Dubai's economy will grow at about 2.5 per cent in 2009 in spite of global recessionary trends, a senior Dubai Government official said yesterday.
Raed Safadi, Chief Economist of the Dubai Government, termed a possible 2.5 per cent growth in 2009 a "conservative estimate". This compares to about eight per cent growth in 2008.
"We have revised downward our forecast since October. This is because we have accepted that we are not immune to the global financial crisis. And we are open to sharing our records," he said. Safadi said Dubai continues to lay emphasis on retaining human capital, saying net visas issued by the emirate per day in January averaged about 1,000.
Safadi said Dubai's economy did use leverage to enhance its infrastructure and production capacity. "How would we have grown otherwise? It's not that we have not been contaminated. However, we have had six years of current surplus. We did prepare for the worst when we were growing," he said.
"We are being challenged on exports, we are being challenged also in the real estate sector, on construction and, of course, on tourism. All these sectors are under pressure here," Safadi said.
In 2007, the Government of Dubai said it aimed to grow at 11 per cent per year to 2015. That target was reduced this year to between four per cent and six per cent.
Standard Chartered bank last month cut its growth forecast for the UAE to 0.5 per cent from a previous estimate of 2.7 per cent.
Masood Ahmed, Director of the IMF's Middle East and Central Asia Department, said GCC economic growth will slow to 3.6 per cent this year from 6.3 per cent last year. He did not give separate figures for the UAE or Dubai. The IMF has revised its forecast four times in the past six months. "The regular revisions have happened because we have never seen such a severe crisis. And our economic models for forecasts have not worked well," he said.
"For the oil exporters, the decline in oil prices and Opec production cuts are projected to reduce oil export receipts by almost 50 per cent in 2009," Ahmed said. "This implies a loss of government revenue to the tune of $300 billion (Dh1.1 trillion) compared to 2008."
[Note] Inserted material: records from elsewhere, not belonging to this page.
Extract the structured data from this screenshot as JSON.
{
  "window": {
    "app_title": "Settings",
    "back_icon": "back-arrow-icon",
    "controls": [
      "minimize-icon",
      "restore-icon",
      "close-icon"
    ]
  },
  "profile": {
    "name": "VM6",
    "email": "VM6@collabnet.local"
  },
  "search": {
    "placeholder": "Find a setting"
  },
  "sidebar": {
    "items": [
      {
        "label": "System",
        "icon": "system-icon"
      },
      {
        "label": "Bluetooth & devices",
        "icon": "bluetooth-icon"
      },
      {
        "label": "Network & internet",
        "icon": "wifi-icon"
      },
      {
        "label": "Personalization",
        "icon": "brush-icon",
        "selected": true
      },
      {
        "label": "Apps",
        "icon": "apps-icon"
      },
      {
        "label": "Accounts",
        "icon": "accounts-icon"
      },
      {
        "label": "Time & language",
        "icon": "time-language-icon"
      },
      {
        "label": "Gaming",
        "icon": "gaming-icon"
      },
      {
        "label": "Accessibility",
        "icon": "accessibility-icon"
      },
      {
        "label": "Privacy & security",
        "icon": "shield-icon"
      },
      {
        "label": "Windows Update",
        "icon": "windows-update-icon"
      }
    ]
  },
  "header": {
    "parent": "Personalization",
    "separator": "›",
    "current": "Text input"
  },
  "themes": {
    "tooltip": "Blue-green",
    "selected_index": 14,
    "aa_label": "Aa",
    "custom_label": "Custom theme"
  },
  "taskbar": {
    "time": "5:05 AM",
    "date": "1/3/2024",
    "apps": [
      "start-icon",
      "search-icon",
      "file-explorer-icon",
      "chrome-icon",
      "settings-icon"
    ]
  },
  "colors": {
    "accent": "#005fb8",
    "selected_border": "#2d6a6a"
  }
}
However, increased government spending could help bolster the Gulf economies, Ahmed said. The oil exporters' current account surplus of $400bn will turn into a deficit of $30bn this year, Ahmed said.